Strategies to enjoy semi-secret Big Sur.
Thursday, October 23, 2008
When asked, real Big Sur locals will almost always report that no, they do not know of any secret spots to enjoy around their domain. The less shy among them may openly laugh at that sort of question.
Fortunately, genuine Big Sur experiences that carry all the magic of a secret water hole often lie only a few yards from the highway, or just beneath the surface of an easily accessed creek.
Some of them (listed below) will require the use of mile markers, those small white posts on the side of the highway with numbers written vertically. (Heading south from Carmel the digits will be counting down.) All of them, however, will require an appetite for discovery.
Unsuspecting tourists drive past them on the southern side of Big Sur every day, unaware of their enchanting presence. In fact, most locals do not know about them either– adding to the thrill felt by people who pause to sit on their stone steps and daydream about how these seemingly secret fountains came to be.
A little history lesson: Inspired by thirsty travelers who wanted a fresh-water source along their journey, excavators and stone masons working in the Civilian Conservation Corps under the management of two men– Dr. John L. D. Roberts from Monterey and State Senator Elmer S. Rigdon of Cambria– hand-built six stone fountains around natural springs in the 1920s. The construction of the entire highway, including these side projects, were all part of the mammoth New Deal legislation levied by President Franklin D. Roosevelt to help give unemployed citizens jobs.
Five of the six fountains can still be enjoyed– especially after the first few good rains have them flowing. From north to south, they include Rigdon (at the 26 mile marker), Big Redwood (between Rigdon and Lucia, at marker 23), Lucia (just south of Limekiln at marker 19), Willow Creek (11.7, just north of Willow Creek Bridge) and Soda Springs (3.8 marker).
Each fountain rests in a spot hidden on the east side of the highway, built around the waterfalls and springs with sturdy masonry.
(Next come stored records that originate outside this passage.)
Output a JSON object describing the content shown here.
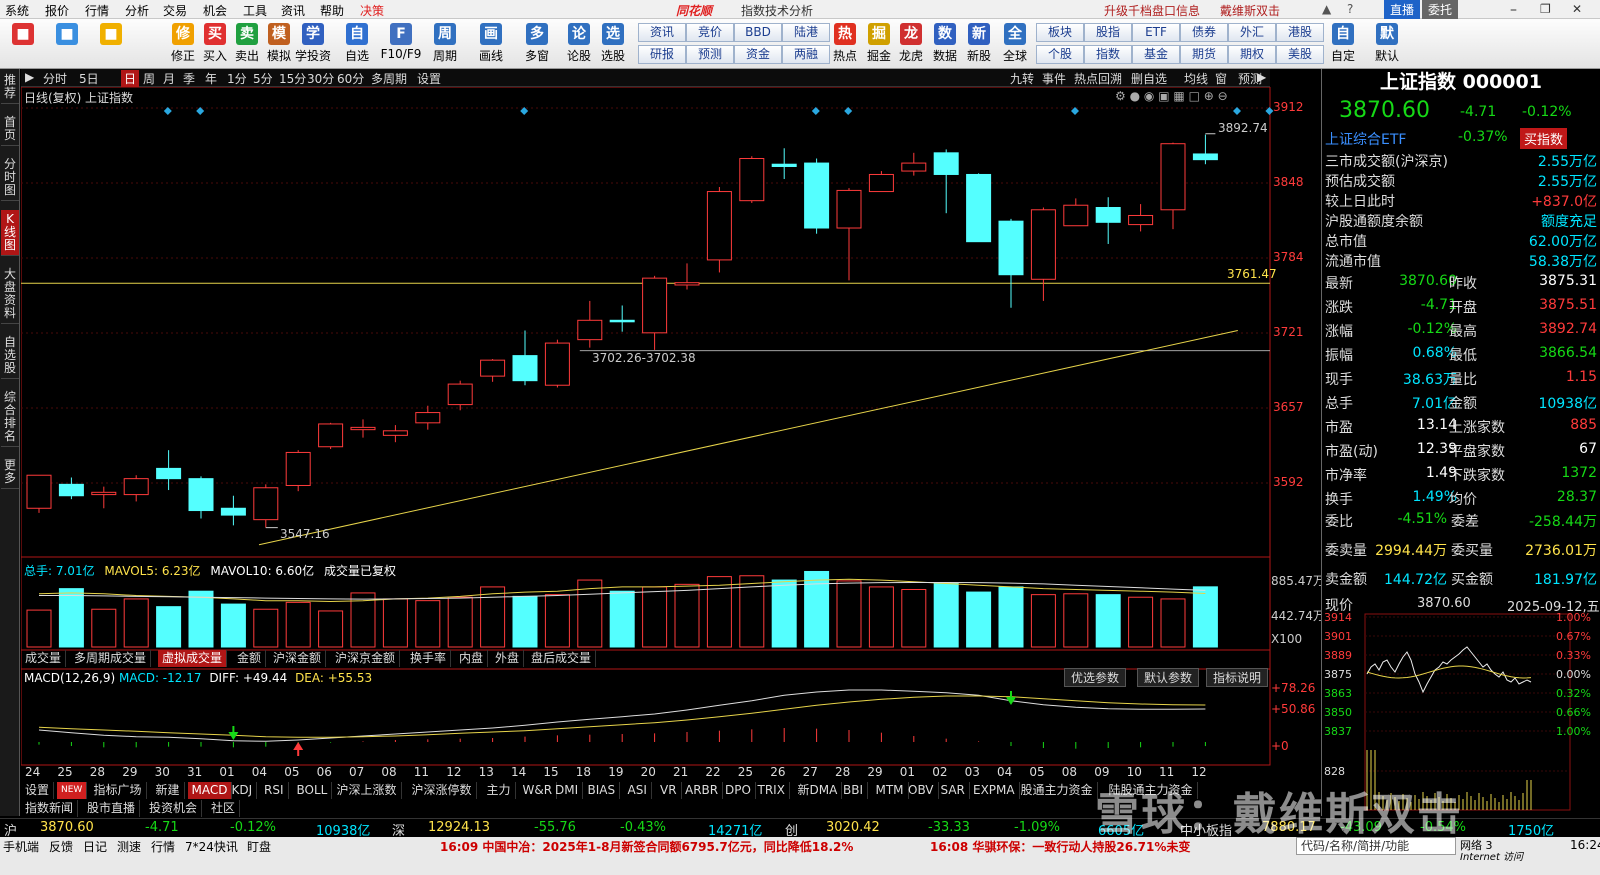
{
  "menu": {
    "items": [
      "系统",
      "报价",
      "行情",
      "分析",
      "交易",
      "机会",
      "工具",
      "资讯",
      "帮助"
    ],
    "highlight": "决策",
    "brand": "同花顺",
    "window_title": "指数技术分析",
    "right_links": [
      "升级千档盘口信息",
      "戴维斯双击"
    ],
    "zhibo": "直播",
    "weituo": "委托"
  },
  "toolbar": {
    "buttons": [
      {
        "label": "",
        "icon": "layout-icon",
        "color": "#d33"
      },
      {
        "label": "",
        "icon": "assistant-icon",
        "color": "#3a8fe0"
      },
      {
        "label": "",
        "icon": "back-arrow-icon",
        "color": "#f0b000"
      },
      {
        "label": "修正",
        "icon": "fix-icon",
        "color": "#f0a000"
      },
      {
        "label": "买入",
        "icon": "buy-icon",
        "color": "#e03030"
      },
      {
        "label": "卖出",
        "icon": "sell-icon",
        "color": "#20a040"
      },
      {
        "label": "模拟",
        "icon": "hammer-icon",
        "color": "#c06020"
      },
      {
        "label": "学投资",
        "icon": "cap-icon",
        "color": "#3060c0"
      },
      {
        "label": "自选",
        "icon": "star-icon",
        "color": "#3070d0"
      },
      {
        "label": "F10/F9",
        "icon": "f10-icon",
        "color": "#4070c0"
      },
      {
        "label": "周期",
        "icon": "clock-icon",
        "color": "#3070c0"
      },
      {
        "label": "画线",
        "icon": "pen-icon",
        "color": "#3070c0"
      },
      {
        "label": "多窗",
        "icon": "window-icon",
        "color": "#3070c0"
      },
      {
        "label": "论股",
        "icon": "forum-icon",
        "color": "#3070c0"
      },
      {
        "label": "选股",
        "icon": "search-icon",
        "color": "#3070c0"
      }
    ],
    "grid1": [
      [
        "资讯",
        "竞价",
        "BBD",
        "陆港"
      ],
      [
        "研报",
        "预测",
        "资金",
        "两融"
      ]
    ],
    "buttons2": [
      {
        "label": "热点",
        "icon": "fire-icon",
        "color": "#e03020"
      },
      {
        "label": "掘金",
        "icon": "gold-icon",
        "color": "#d0a000"
      },
      {
        "label": "龙虎",
        "icon": "dragon-icon",
        "color": "#d03030"
      },
      {
        "label": "数据",
        "icon": "pe-icon",
        "color": "#3060c0"
      },
      {
        "label": "新股",
        "icon": "ipo-icon",
        "color": "#3060c0"
      },
      {
        "label": "全球",
        "icon": "globe-icon",
        "color": "#3070c0"
      }
    ],
    "grid2": [
      [
        "板块",
        "股指",
        "ETF",
        "债券",
        "外汇",
        "港股"
      ],
      [
        "个股",
        "指数",
        "基金",
        "期货",
        "期权",
        "美股"
      ]
    ],
    "buttons3": [
      {
        "label": "自定",
        "icon": "custom-icon",
        "color": "#3070c0"
      },
      {
        "label": "默认",
        "icon": "home-icon",
        "color": "#3070c0"
      }
    ]
  },
  "left_tabs": [
    "推荐",
    "首页",
    "分时图",
    "K线图",
    "大盘资料",
    "自选股",
    "综合排名",
    "更多"
  ],
  "period_bar": {
    "items": [
      "分时",
      "5日",
      "日",
      "周",
      "月",
      "季",
      "年",
      "1分",
      "5分",
      "15分",
      "30分",
      "60分",
      "多周期",
      "设置"
    ],
    "active": "日",
    "right_tools": [
      "九转",
      "事件",
      "热点回溯",
      "删自选",
      "均线",
      "窗",
      "预测"
    ]
  },
  "chart_header": {
    "mode": "日线(复权)",
    "name": "上证指数"
  },
  "y_axis": {
    "ticks": [
      "3912",
      "3848",
      "3784",
      "3721",
      "3657",
      "3592"
    ]
  },
  "annotations": {
    "high": "3892.74",
    "low": "3547.16",
    "range": "3702.26-3702.38",
    "hline": "3761.47"
  },
  "volume_header": {
    "total": "总手: 7.01亿",
    "ma5": "MAVOL5: 6.23亿",
    "ma10": "MAVOL10: 6.60亿",
    "note": "成交量已复权"
  },
  "volume_axis": {
    "ticks": [
      "885.47万",
      "442.74万"
    ],
    "unit": "X100"
  },
  "volume_tabs": [
    "成交量",
    "多周期成交量",
    "虚拟成交量",
    "金额",
    "沪深金额",
    "沪深京金额",
    "换手率",
    "内盘",
    "外盘",
    "盘后成交量"
  ],
  "volume_tab_active": "虚拟成交量",
  "macd_header": {
    "name": "MACD(12,26,9)",
    "macd": "MACD: -12.17",
    "diff": "DIFF: +49.44",
    "dea": "DEA: +55.53"
  },
  "macd_buttons": [
    "优选参数",
    "默认参数",
    "指标说明"
  ],
  "macd_axis": {
    "ticks": [
      "+78.26",
      "+50.86",
      "+0"
    ]
  },
  "x_axis": {
    "labels": [
      "24",
      "25",
      "28",
      "29",
      "30",
      "31",
      "01",
      "04",
      "05",
      "06",
      "07",
      "08",
      "11",
      "12",
      "13",
      "14",
      "15",
      "18",
      "19",
      "20",
      "21",
      "22",
      "25",
      "26",
      "27",
      "28",
      "29",
      "01",
      "02",
      "03",
      "04",
      "05",
      "08",
      "09",
      "10",
      "11",
      "12"
    ]
  },
  "indicator_tabs": [
    "设置",
    "NEW",
    "指标广场",
    "新建",
    "MACD",
    "KDJ",
    "RSI",
    "BOLL",
    "沪深上涨数",
    "沪深涨停数",
    "主力",
    "W&R",
    "DMI",
    "BIAS",
    "ASI",
    "VR",
    "ARBR",
    "DPO",
    "TRIX",
    "新DMA",
    "BBI",
    "MTM",
    "OBV",
    "SAR",
    "EXPMA",
    "股通主力资金",
    "陆股通主力资金"
  ],
  "indicator_active": "MACD",
  "news_tabs": [
    "指数新闻",
    "股市直播",
    "投资机会",
    "社区"
  ],
  "right_panel": {
    "title": "上证指数 000001",
    "price": "3870.60",
    "change": "-4.71",
    "pct": "-0.12%",
    "etf_name": "上证综合ETF",
    "etf_pct": "-0.37%",
    "buy_label": "买指数",
    "info_rows": [
      {
        "label": "三市成交额(沪深京)",
        "value": "2.55万亿",
        "color": "cyan"
      },
      {
        "label": "预估成交额",
        "value": "2.55万亿",
        "color": "cyan"
      },
      {
        "label": "较上日此时",
        "value": "+837.0亿",
        "color": "red"
      },
      {
        "label": "沪股通额度余额",
        "value": "额度充足",
        "color": "cyan"
      },
      {
        "label": "总市值",
        "value": "62.00万亿",
        "color": "cyan"
      },
      {
        "label": "流通市值",
        "value": "58.38万亿",
        "color": "cyan"
      }
    ],
    "quote_rows": [
      [
        {
          "l": "最新",
          "v": "3870.60",
          "c": "green"
        },
        {
          "l": "昨收",
          "v": "3875.31",
          "c": "white"
        }
      ],
      [
        {
          "l": "涨跌",
          "v": "-4.71",
          "c": "green"
        },
        {
          "l": "开盘",
          "v": "3875.51",
          "c": "red"
        }
      ],
      [
        {
          "l": "涨幅",
          "v": "-0.12%",
          "c": "green"
        },
        {
          "l": "最高",
          "v": "3892.74",
          "c": "red"
        }
      ],
      [
        {
          "l": "振幅",
          "v": "0.68%",
          "c": "cyan"
        },
        {
          "l": "最低",
          "v": "3866.54",
          "c": "green"
        }
      ],
      [
        {
          "l": "现手",
          "v": "38.63万",
          "c": "cyan"
        },
        {
          "l": "量比",
          "v": "1.15",
          "c": "red"
        }
      ],
      [
        {
          "l": "总手",
          "v": "7.01亿",
          "c": "cyan"
        },
        {
          "l": "金额",
          "v": "10938亿",
          "c": "cyan"
        }
      ]
    ],
    "quote_rows2": [
      [
        {
          "l": "市盈",
          "v": "13.14",
          "c": "white"
        },
        {
          "l": "上涨家数",
          "v": "885",
          "c": "red"
        }
      ],
      [
        {
          "l": "市盈(动)",
          "v": "12.39",
          "c": "white"
        },
        {
          "l": "平盘家数",
          "v": "67",
          "c": "white"
        }
      ],
      [
        {
          "l": "市净率",
          "v": "1.49",
          "c": "white"
        },
        {
          "l": "下跌家数",
          "v": "1372",
          "c": "green"
        }
      ],
      [
        {
          "l": "换手",
          "v": "1.49%",
          "c": "cyan"
        },
        {
          "l": "均价",
          "v": "28.37",
          "c": "green"
        }
      ]
    ],
    "weibi": {
      "l": "委比",
      "v": "-4.51%",
      "l2": "委差",
      "v2": "-258.44万"
    },
    "weimai": {
      "l": "委卖量",
      "v": "2994.44万",
      "l2": "委买量",
      "v2": "2736.01万"
    },
    "jine": {
      "l": "卖金额",
      "v": "144.72亿",
      "l2": "买金额",
      "v2": "181.97亿"
    },
    "mini": {
      "label": "现价",
      "price": "3870.60",
      "date": "2025-09-12,五",
      "left_ticks": [
        "3914",
        "3901",
        "3889",
        "3875",
        "3863",
        "3850",
        "3837",
        "828"
      ],
      "right_ticks": [
        "1.00%",
        "0.67%",
        "0.33%",
        "0.00%",
        "0.32%",
        "0.66%",
        "1.00%"
      ]
    }
  },
  "quote_bar": {
    "sh": {
      "label": "沪",
      "price": "3870.60",
      "chg": "-4.71",
      "pct": "-0.12%",
      "amt": "10938亿"
    },
    "sz": {
      "label": "深",
      "price": "12924.13",
      "chg": "-55.76",
      "pct": "-0.43%",
      "amt": "14271亿"
    },
    "cy": {
      "label": "创",
      "price": "3020.42",
      "chg": "-33.33",
      "pct": "-1.09%",
      "amt": "6605亿"
    },
    "zxb": {
      "label": "中小板指",
      "price": "7880.17",
      "chg": "-43.09",
      "pct": "-0.54%",
      "amt": "1750亿"
    }
  },
  "status": {
    "items": [
      "手机端",
      "反馈",
      "日记",
      "测速",
      "行情",
      "7*24快讯",
      "盯盘"
    ],
    "news1": "16:09 中国中冶：2025年1-8月新签合同额6795.7亿元，同比降低18.2%",
    "news2": "16:08 华骐环保：一致行动人持股26.71%未变",
    "search": "代码/名称/简拼/功能",
    "net": "网络 3",
    "net2": "Internet 访问",
    "time": "16:24"
  },
  "watermark": "雪球：戴维斯双击",
  "chart_data": {
    "type": "candlestick",
    "title": "上证指数",
    "ylim": [
      3530,
      3925
    ],
    "dates": [
      "24",
      "25",
      "28",
      "29",
      "30",
      "31",
      "01",
      "04",
      "05",
      "06",
      "07",
      "08",
      "11",
      "12",
      "13",
      "14",
      "15",
      "18",
      "19",
      "20",
      "21",
      "22",
      "25",
      "26",
      "27",
      "28",
      "29",
      "01",
      "02",
      "03",
      "04",
      "05",
      "08",
      "09",
      "10",
      "11",
      "12"
    ],
    "candles": [
      [
        3564,
        3593,
        3593,
        3560
      ],
      [
        3585,
        3575,
        3591,
        3572
      ],
      [
        3576,
        3578,
        3583,
        3564
      ],
      [
        3576,
        3590,
        3593,
        3570
      ],
      [
        3599,
        3590,
        3615,
        3580
      ],
      [
        3590,
        3562,
        3592,
        3555
      ],
      [
        3564,
        3558,
        3575,
        3549
      ],
      [
        3554,
        3582,
        3585,
        3547
      ],
      [
        3584,
        3613,
        3615,
        3579
      ],
      [
        3618,
        3638,
        3639,
        3616
      ],
      [
        3633,
        3635,
        3642,
        3626
      ],
      [
        3628,
        3632,
        3637,
        3622
      ],
      [
        3639,
        3648,
        3654,
        3633
      ],
      [
        3655,
        3673,
        3676,
        3650
      ],
      [
        3680,
        3694,
        3695,
        3675
      ],
      [
        3698,
        3676,
        3720,
        3672
      ],
      [
        3672,
        3709,
        3712,
        3670
      ],
      [
        3712,
        3729,
        3746,
        3705
      ],
      [
        3729,
        3728,
        3742,
        3719
      ],
      [
        3718,
        3766,
        3768,
        3703
      ],
      [
        3760,
        3762,
        3779,
        3756
      ],
      [
        3782,
        3842,
        3846,
        3771
      ],
      [
        3834,
        3871,
        3873,
        3832
      ],
      [
        3866,
        3864,
        3880,
        3853
      ],
      [
        3867,
        3810,
        3871,
        3805
      ],
      [
        3810,
        3843,
        3845,
        3764
      ],
      [
        3842,
        3857,
        3860,
        3844
      ],
      [
        3860,
        3867,
        3876,
        3856
      ],
      [
        3876,
        3857,
        3879,
        3823
      ],
      [
        3857,
        3798,
        3858,
        3810
      ],
      [
        3816,
        3769,
        3818,
        3740
      ],
      [
        3765,
        3826,
        3828,
        3746
      ],
      [
        3812,
        3830,
        3836,
        3816
      ],
      [
        3828,
        3815,
        3837,
        3796
      ],
      [
        3813,
        3821,
        3831,
        3807
      ],
      [
        3826,
        3884,
        3885,
        3809
      ],
      [
        3875,
        3870,
        3892,
        3866
      ]
    ],
    "volume_ylim": [
      0,
      885.47
    ],
    "volume": [
      430,
      680,
      440,
      560,
      470,
      650,
      500,
      440,
      520,
      420,
      630,
      560,
      540,
      580,
      700,
      590,
      610,
      780,
      650,
      700,
      730,
      820,
      830,
      780,
      880,
      770,
      700,
      670,
      740,
      640,
      700,
      610,
      620,
      610,
      580,
      560,
      701
    ],
    "volume_ma5": [
      620,
      630,
      620,
      600,
      590,
      580,
      560,
      540,
      540,
      530,
      540,
      560,
      570,
      590,
      620,
      640,
      650,
      680,
      700,
      700,
      710,
      720,
      740,
      760,
      780,
      790,
      780,
      760,
      740,
      720,
      700,
      680,
      670,
      660,
      650,
      640,
      623
    ],
    "volume_ma10": [
      600,
      600,
      595,
      590,
      585,
      580,
      575,
      570,
      565,
      560,
      558,
      560,
      565,
      570,
      580,
      590,
      600,
      615,
      630,
      645,
      660,
      680,
      700,
      720,
      735,
      745,
      750,
      752,
      752,
      750,
      745,
      735,
      720,
      705,
      690,
      675,
      660
    ],
    "macd_ylim": [
      -15,
      90
    ],
    "diff": [
      18,
      14,
      10,
      8,
      7,
      5,
      2,
      1,
      3,
      6,
      9,
      12,
      15,
      18,
      21,
      25,
      30,
      34,
      38,
      42,
      48,
      55,
      62,
      70,
      75,
      78,
      78,
      76,
      74,
      70,
      62,
      56,
      52,
      50,
      49,
      49,
      49.44
    ],
    "dea": [
      22,
      20,
      18,
      16,
      14,
      12,
      10,
      8,
      7,
      7,
      8,
      9,
      11,
      13,
      15,
      17,
      20,
      23,
      26,
      29,
      33,
      38,
      43,
      49,
      55,
      60,
      64,
      67,
      69,
      69,
      68,
      65,
      62,
      59,
      57,
      56,
      55.53
    ],
    "macd": [
      -8,
      -12,
      -16,
      -16,
      -14,
      -14,
      -16,
      -14,
      -8,
      -2,
      2,
      6,
      8,
      10,
      12,
      16,
      20,
      22,
      24,
      26,
      30,
      34,
      38,
      42,
      40,
      36,
      28,
      18,
      10,
      2,
      -12,
      -18,
      -20,
      -18,
      -16,
      -14,
      -12.17
    ],
    "hline": 3761.47,
    "trendline": [
      [
        0,
        3532
      ],
      [
        37,
        3720
      ]
    ]
  }
}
Once spotted, they seem obvious. A closer gander reveals the name and short history etched into a plaque at each site.
A rewarding Big Sur adventure can be had simply by driving south and stopping to explore beneath each bridge. Under many of Highway 1’s beautiful bridges, including the South Coast span at mile marker 11.2, lie creeks or rivers. The right rivers reveal hundreds of crawdads fond of the shade and fresh water; the tasty crawdad flavor can resemble lobster when cooked correctly, and catching them is legal. Visitors should avoid catching babies and limiting their catch to help keep the populations healthy for return trips.
Willow Creek Bridge in particular is fruitful when looking for crayfish or a good swim; just south of the county line, San Carpoforo Creek is also good in winter. Jumping into the Little Sur at Big Sur Campground or River Inn and floating out through Andrew Molera State Park to the Pacific is also a great way to spend a day.
The best time to hit the mother lode that is Jade Cove near Pacific Valley to collect green gems is low tide after a big swell or storm– for obvious reasons.
But a sneaky imposter lies in wait to foil amateur collectors: Serpentine is the fool’s jade. Locals can spot the difference, but amateurs can use a few simple tricks to tell the two apart. For one, neophyte jade hunters can try tapping it on a boulder to see if it chips or cracks. If it does, it is probably not jade. They can also employ the scratch test– take a knife or key and scratch it on the surface of the stone. Since jade is one of the hardest rocks on earth, it will not break very easily and scratching it with anything other than a diamond would be next to impossible. For specialty pieces and professional purchases, web-combers should surf over to www.bigsurjadeco.com.
Most California residents know what a condor is, but few get a chance to see the largest flying bird on earth firsthand. Fortunately, some of the once-nearly extinct condors have grown fond of a home construction and restoration project on a cliff called Grimes Point near the Big Sur Coast Gallery at mile marker 41. The house and the surrounding redwood and pine trees that the condors enjoy lie west of the highway; multiple turnouts within a hundred yards in any direction of the main pullout above the construction site make for good lookout spots.
THE OLD COAST ROAD
Before the construction of the Bixby Bridge, this was the only way south. The dirt road twists from just north of the Bixby Bridge at mile marker 59.8 south to its opening across the street from the entrance of Andrew Molera (mile marker 51.2). Today the iconic bridge serves as a major convenience to drivers on a deadline, but the Old Coast Road is a classic Big Sur diversion for those who seek a good drive and have time to meander. The 10-mile winding road opens for glimpses of the Pacific, reaches an elevation of 2,000 feet and then leads back down toward the ocean.